of reactionary libertarianism...[p. 201]" (Vice Squad, incidentally,
believes that there should be legal channels of supply for adults
to all of the currently illicit drugs, though those channels might
be hard to access and be governed by all sorts of regulations,
including quantity restrictions and possibly user licensing and advance
purchase requirements. Vice Squad is not a libertarian, but does
favor this type of drug legalization.) Courtwright also notes that
"legalization would reset the policy clock by more than a hundred
years [p. 201]", but making these drugs illegal (e.g., cannabis
in the US in 1937) reset the policy clock by centuries, so I don't
see that as much of an argument for avoiding legalization. Courtwright
identifies middle class parents as bulwarks of drug prohibition:
they fear cannabis and other drug use by their kids, and see tough
enforcement as protecting their family, with the costs borne by others
who in part they see as deserving the harsh treatment. (Vice Squad
concurs with Courtwright's characterization, and would like to take
this point up in the not-too-distant future.)
Courtwright seems much more comfortable with harm reduction measures,
and rightly notes the significant role of the AIDS pandemic in pushing
the harm reduction agenda. He also seems comfortable with the position

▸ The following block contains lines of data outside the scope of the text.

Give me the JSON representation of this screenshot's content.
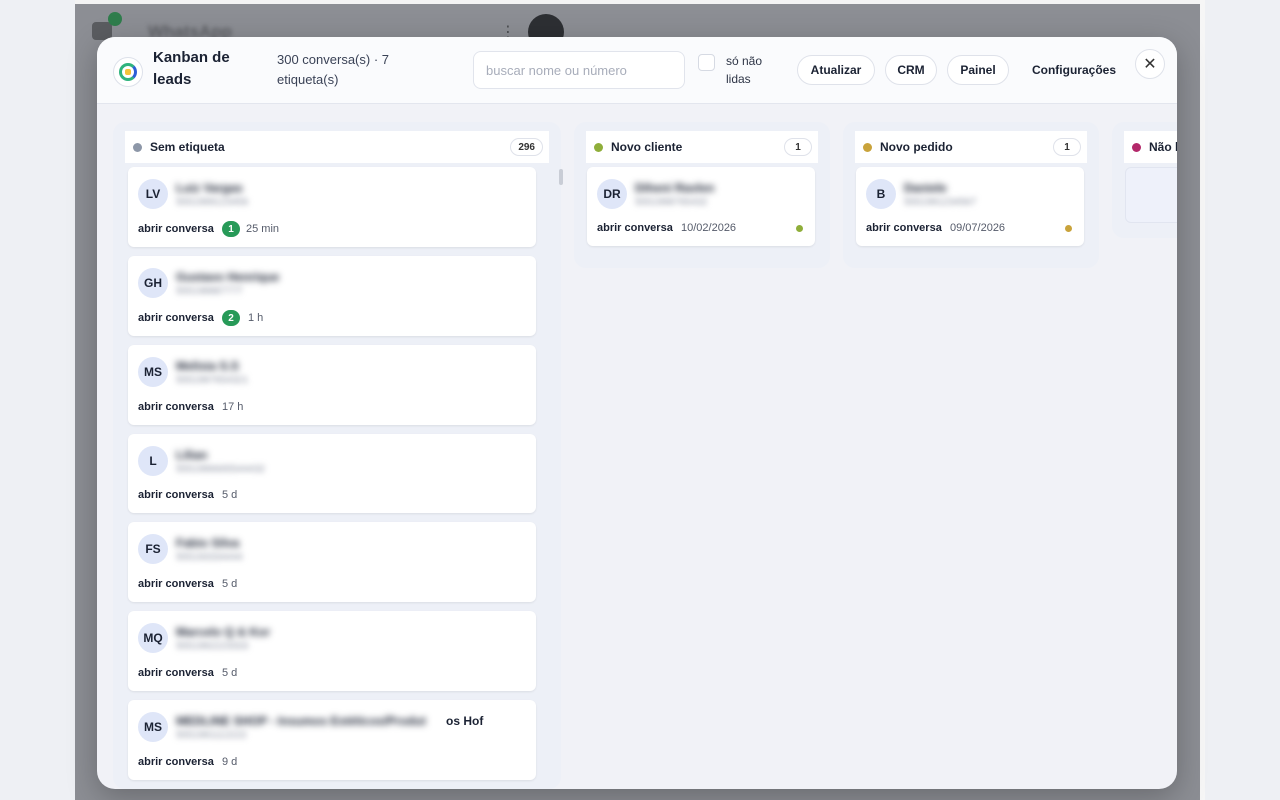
{
  "background": {
    "app_title": "WhatsApp"
  },
  "header": {
    "title": "Kanban de leads",
    "summary": "300 conversa(s) · 7 etiqueta(s)",
    "search_placeholder": "buscar nome ou número",
    "unread_label": "só não lidas",
    "buttons": {
      "refresh": "Atualizar",
      "crm": "CRM",
      "panel": "Painel",
      "settings": "Configurações"
    },
    "close_symbol": "✕"
  },
  "columns": [
    {
      "title": "Sem etiqueta",
      "count": "296",
      "dot_color": "#8d97a8",
      "cards": [
        {
          "initials": "LV",
          "name": "Luiz Vargas",
          "phone": "5551999123456",
          "action": "abrir conversa",
          "badge": "1",
          "time": "25 min"
        },
        {
          "initials": "GH",
          "name": "Gustavo Henrique",
          "phone": "555198887777",
          "action": "abrir conversa",
          "badge": "2",
          "time": "1 h"
        },
        {
          "initials": "MS",
          "name": "Melisia S.S",
          "phone": "5551997654321",
          "action": "abrir conversa",
          "badge": "",
          "time": "17 h"
        },
        {
          "initials": "L",
          "name": "Lilian",
          "phone": "5551996665544432",
          "action": "abrir conversa",
          "badge": "",
          "time": "5 d"
        },
        {
          "initials": "FS",
          "name": "Fabio Silva",
          "phone": "555193334444",
          "action": "abrir conversa",
          "badge": "",
          "time": "5 d"
        },
        {
          "initials": "MQ",
          "name": "Marcelo Q & Kor",
          "phone": "5551992223333",
          "action": "abrir conversa",
          "badge": "",
          "time": "5 d"
        },
        {
          "initials": "MS",
          "name": "MEDLINE SHOP - Insumos Estéticos/Produt",
          "name_suffix": "os Hof",
          "phone": "5551991112222",
          "action": "abrir conversa",
          "badge": "",
          "time": "9 d"
        }
      ]
    },
    {
      "title": "Novo cliente",
      "count": "1",
      "dot_color": "#8fae3a",
      "cards": [
        {
          "initials": "DR",
          "name": "Diheni Ravlen",
          "phone": "5551998765432",
          "action": "abrir conversa",
          "time": "10/02/2026",
          "status_color": "#8fae3a"
        }
      ]
    },
    {
      "title": "Novo pedido",
      "count": "1",
      "dot_color": "#c9a33b",
      "cards": [
        {
          "initials": "B",
          "name": "Daniele",
          "phone": "5551991234567",
          "action": "abrir conversa",
          "time": "09/07/2026",
          "status_color": "#c9a33b"
        }
      ]
    },
    {
      "title": "Não l",
      "count": "",
      "dot_color": "#b3286a",
      "cards": []
    }
  ]
}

of drug war "owls" (i.e., neither hawks nor doves) who believe in
types of convergence such that laws governing currently illicit drugs
be liberalized while stricter controls are put on alcohol and tobacco.
(By and large, Vice Squad supports stricter alcohol controls (though
in some areas this might just mean higher taxes.))
Well, this post has already become too long. I'll close by recommending
Forces of Habit to all of those interested in the historical
development of today's drug situation. It's a very valuable contribution.
I just found a review on-line from Jonathan Caulkins, a Rand-affiliated drug
policy expert. Haven't read it yet to see if he and I are in agreement, but
the loyal Vice Squad reader can judge for him or herself here. As
Forces of Habit was published in 2001 -- Vice Squad never claimed to be
up-to-the-minute -- no doubt there are many other reviews floating